A simple guide to AI, Machine Learning and Deep Learning… or
as simple as I can make it.
Before we become enslaved by our sentient robotic overlords, I thought I’d explain what Artificial Intelligence (AI), Machine Learning and Deep Learning are and how they impact on marketing and consumers.
Let start at the beginning; back in the 50’s we dreamt about robots making our tea (AI) and what we could do with our spare time, fuelled by the space race and science fiction it was a heady dream. Until that is the 80’s, where we started to ‘teach’ machines simple tasks (Machine Learning), the more times a machine completed a task the more it learnt and improved. We’ve now reached Deep Learning, where through the improvement of data storage, processing power and network speed algorithms can be used so that software can train itself through multiple iterations and vast amounts of data.
A simple summary of the three levels:
What is the impact?
True AI is still a dream, yes, we have robots that can run, win jeopardy but the amount of computing power required for the decision trees and the possibility of human brain is still a distance away.
Why is the term AI being banded around so much, why the hype?
Well ‘AI’ by its definition is the mimic of human behaviour. For example, Graymatter are a UK authorised partner of a software platform called Sentient Asend. Can it predict the future, NO, can it make toast, NO, but what it can do is replace a human behaviour called A/B testing; which if you are not familiar with is used for developing web sites and user journeys by testing version A with one headline and version B with a different headline and analysing at the results.
This used to be a lengthy process of creating two versions, getting customers to use them, then reviewing the results. Then having to test two new A/B’s based on the outcomes and so on until you have an optimised version. Using a tool to replace this human behaviour, Asend tests thousands of variations and combinations, measures the results and optimises it for you faster and with more combinations than any human could do in a given timeframe. Mimicking human behaviour this lives in the AI world. A simple add value – ‘do it faster that I can’ tool.
How is that different from Machine Learning? Machine Learning is formed from experience…
In the example above a machine matches using its learning tags to create a best guess based on the data it has, if this is correct, the bridge with sunset may become another tag.
Deep Learning, is a subset of Machine Learning with hidden layers (Neural networks) the software can train itself to understand its outputs but it also uses huge amounts of data.
Here is a simple example of a Deep Learning view:
Simple, right? No… here is an image of what a self-driving car sees whilst moving, learning constantly, the processing power required is immense.
So what do we use all this tech for? Imagine Deep Learning reviewing MRI scans or mammograms, the volume it could get through and the accuracy, or teaching children, learning and improving as it goes.
What is the impact on marketing of AI, Machine and Deep Learning?
- Tasks are delivered faster and with more accuracy: A/B testing, journey mapping behavioural analysis

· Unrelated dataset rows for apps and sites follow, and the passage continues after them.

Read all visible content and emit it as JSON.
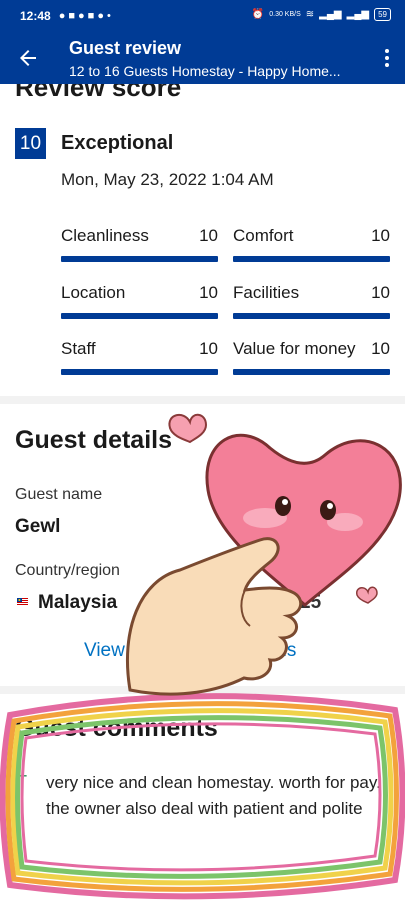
{
  "status_bar": {
    "time": "12:48",
    "battery": "59",
    "net_speed": "0.30 KB/S"
  },
  "app_bar": {
    "title": "Guest review",
    "subtitle": "12 to 16 Guests Homestay - Happy Home..."
  },
  "review_score": {
    "heading": "Review score",
    "score": "10",
    "rating_word": "Exceptional",
    "date": "Mon, May 23, 2022 1:04 AM",
    "metrics": [
      {
        "label": "Cleanliness",
        "value": "10",
        "fill": 1.0
      },
      {
        "label": "Comfort",
        "value": "10",
        "fill": 1.0
      },
      {
        "label": "Location",
        "value": "10",
        "fill": 1.0
      },
      {
        "label": "Facilities",
        "value": "10",
        "fill": 1.0
      },
      {
        "label": "Staff",
        "value": "10",
        "fill": 1.0
      },
      {
        "label": "Value for money",
        "value": "10",
        "fill": 1.0
      }
    ]
  },
  "guest_details": {
    "heading": "Guest details",
    "name_label": "Guest name",
    "name_value": "Gewl",
    "country_label": "Country/region",
    "country_value": "Malaysia",
    "partial_value": "25",
    "view_link_left": "View",
    "view_link_right": "etails"
  },
  "guest_comments": {
    "heading": "Guest comments",
    "comment": "very nice and clean homestay. worth for pay. the owner also deal with patient and polite"
  },
  "colors": {
    "brand": "#003b95",
    "link": "#0071c2",
    "positive": "#2e8b57"
  }
}
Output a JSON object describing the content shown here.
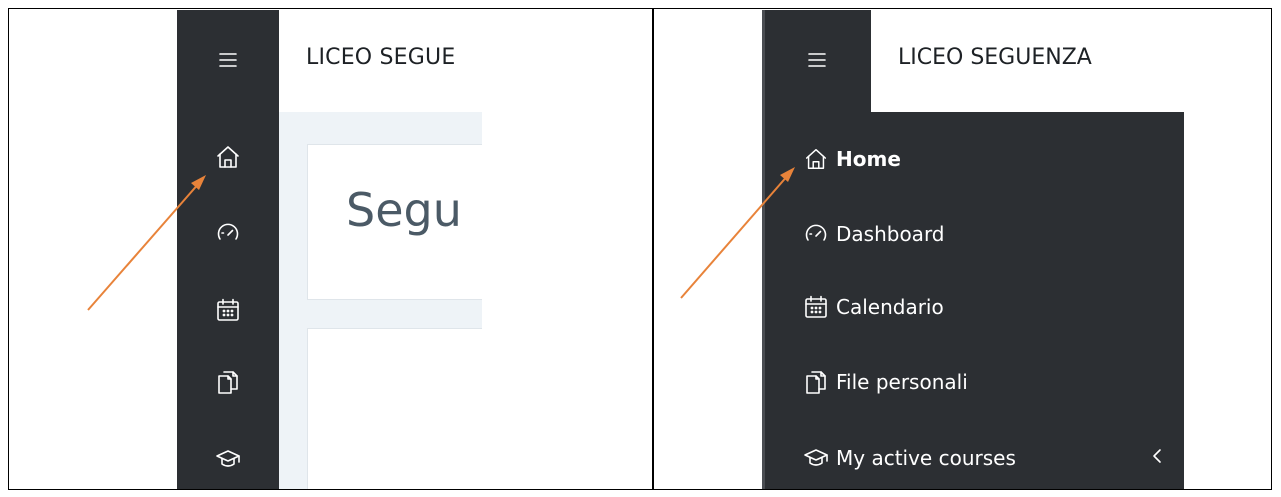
{
  "left_panel": {
    "site_title": "LICEO SEGUE",
    "course_title": "Segu",
    "rail_icons": [
      "home-icon",
      "dashboard-icon",
      "calendar-icon",
      "files-icon",
      "courses-icon"
    ]
  },
  "right_panel": {
    "site_title": "LICEO SEGUENZA",
    "nav": [
      {
        "label": "Home",
        "icon": "home-icon"
      },
      {
        "label": "Dashboard",
        "icon": "dashboard-icon"
      },
      {
        "label": "Calendario",
        "icon": "calendar-icon"
      },
      {
        "label": "File personali",
        "icon": "files-icon"
      },
      {
        "label": "My active courses",
        "icon": "courses-icon"
      }
    ]
  },
  "colors": {
    "rail": "#2c2f33",
    "arrow": "#e8833a",
    "content_bg": "#eef3f7",
    "course_text": "#4b5a66"
  }
}
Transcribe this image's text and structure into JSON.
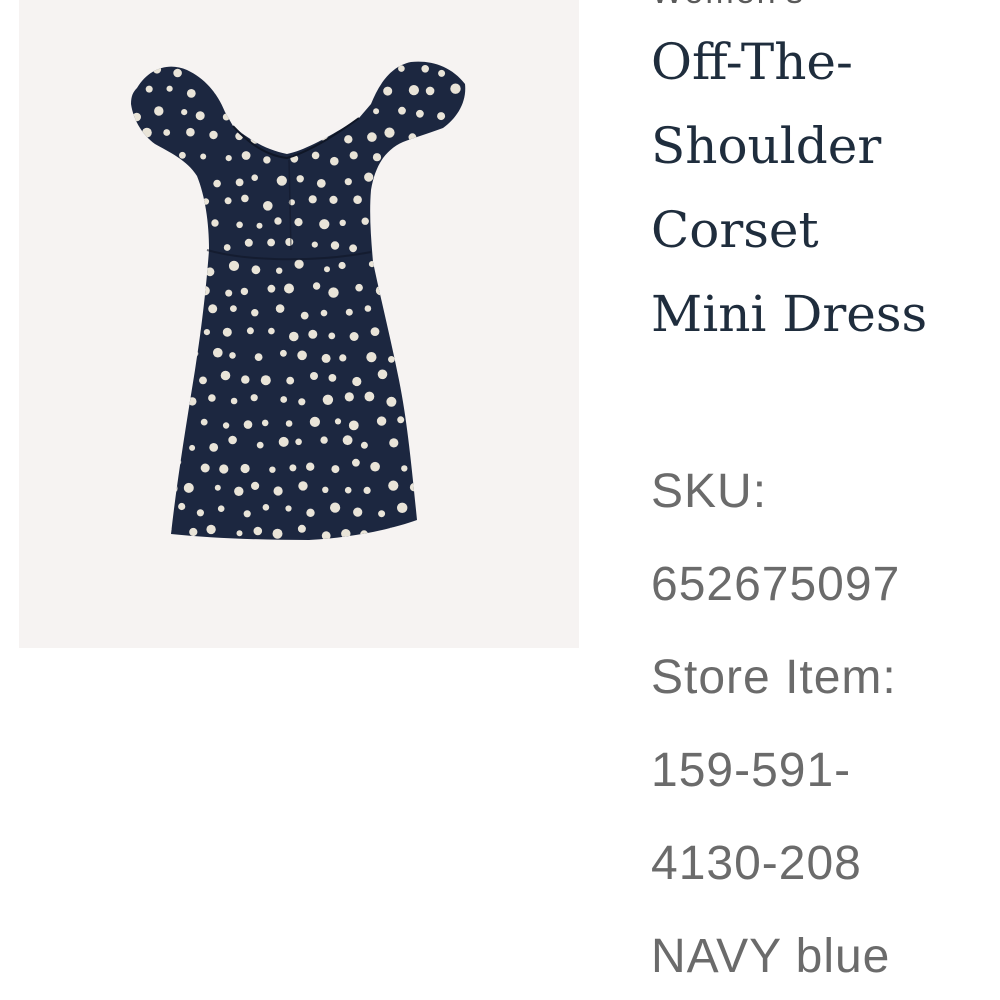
{
  "product": {
    "category": "Women's",
    "title_lines": [
      "Off-The-",
      "Shoulder",
      "Corset",
      "Mini Dress"
    ],
    "image_alt": "navy polka dot off-the-shoulder corset mini dress",
    "colors": {
      "dress": "#1c2740",
      "dots": "#e9e4d8",
      "image_bg": "#f6f3f2",
      "title": "#1f2d3d",
      "meta_text": "#6b6b6b"
    }
  },
  "details": {
    "sku_label": "SKU:",
    "sku_value": "652675097",
    "store_item_label": "Store Item:",
    "store_item_value_line1": "159-591-",
    "store_item_value_line2": "4130-208",
    "color_value": "NAVY blue"
  }
}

- Content: understanding the best content for the desired outcome
- Virtual assistants: Voice and video based assistants
- SEO: self-optimisation based on the search algorithms and customer behaviour
- Campaigns: Optimisation and prediction also tie in the smart content and it’s a game changer
What’s in store for us next? Tasks that a machine can do faster and better – brilliant! Embrace it and it will deliver a great ROI. Going all the way to driverless cars?
Finishing with a quote from Jason Pontin, MIT Technology Reviews editor-in-chief who states that:
Humans understand the tremendous potential in "embracing machines that are smart and powerful enough to become part of who we are." However, Pontin goes on to state that you must be aware of what's wanted from these smart machines, as "they are not solely loyal to our interests.”
Are we back to the beginning, awaiting the rise of the machines? No, although we are still far from that kind of computing power (Ubers flying taxi’s and computers that express art are a long way off) we can use AI to do things faster, better and more accurately today.
Gavin W H Anderson
Head of Strategy